We're all so used to it, we don't usually think about tax that's tacked on to practically everything we buy. But it adds up -- Sales, Property, and Income taxes are all cornerstones of Utah's state budget, and take a chunk out of our spending money. The system of collecting those taxes is not perfect. In fact, there will be a big push for significant change as soon as next year.
Starting now, Utah lawmakers are taking on the huge task of figuring out a way to make tax collection more fair and simple.
Rep. Wayne Harper, Tax Reform Task Force Co-Chair: "We've got to change the tax system to make it responsive for the 21st century."
For policy makers there's good reason for revamping the system: stability. When the economy goes bad, and people stop buying things, state revenues go down. When it's good, the opposite happens. Much of Utah's economy is now service-oriented -- health care, legal services, even haircuts-- that aren't taxed. The current tax system is based on a manufacturing--places like Geneva Steel, for example, which is dying and doesn't bring in nearly what it used to.
Governor Olene Walker introduced her own tax reform proposal before she left office. Her plan broadens the tax base, but lowers tax rates, a controversial starting point for the new task force.
Sen John Valentine, Senate President: "Taxing services, or income without deductions, those are going to be controversial, and yet, those are starting points for our discussion."
There isn't much time to get a proposal ready for next year's legislature. The people on the task force will be spending a big chunk of their summer getting a proposal ready.
Simplicity and fairness--that's the goal of this task force. But it remains to be seen what kind of changes they make that determines who pays and how much they pay.
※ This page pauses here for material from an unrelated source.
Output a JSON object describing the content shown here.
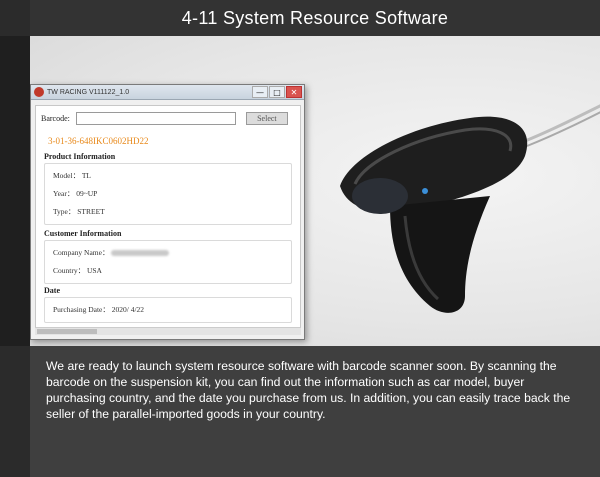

An example of how serious the Legislature is about reforming the tax system: Last year it budgeted 100-thousand dollars to pay for public hearings, experts and travel over two years.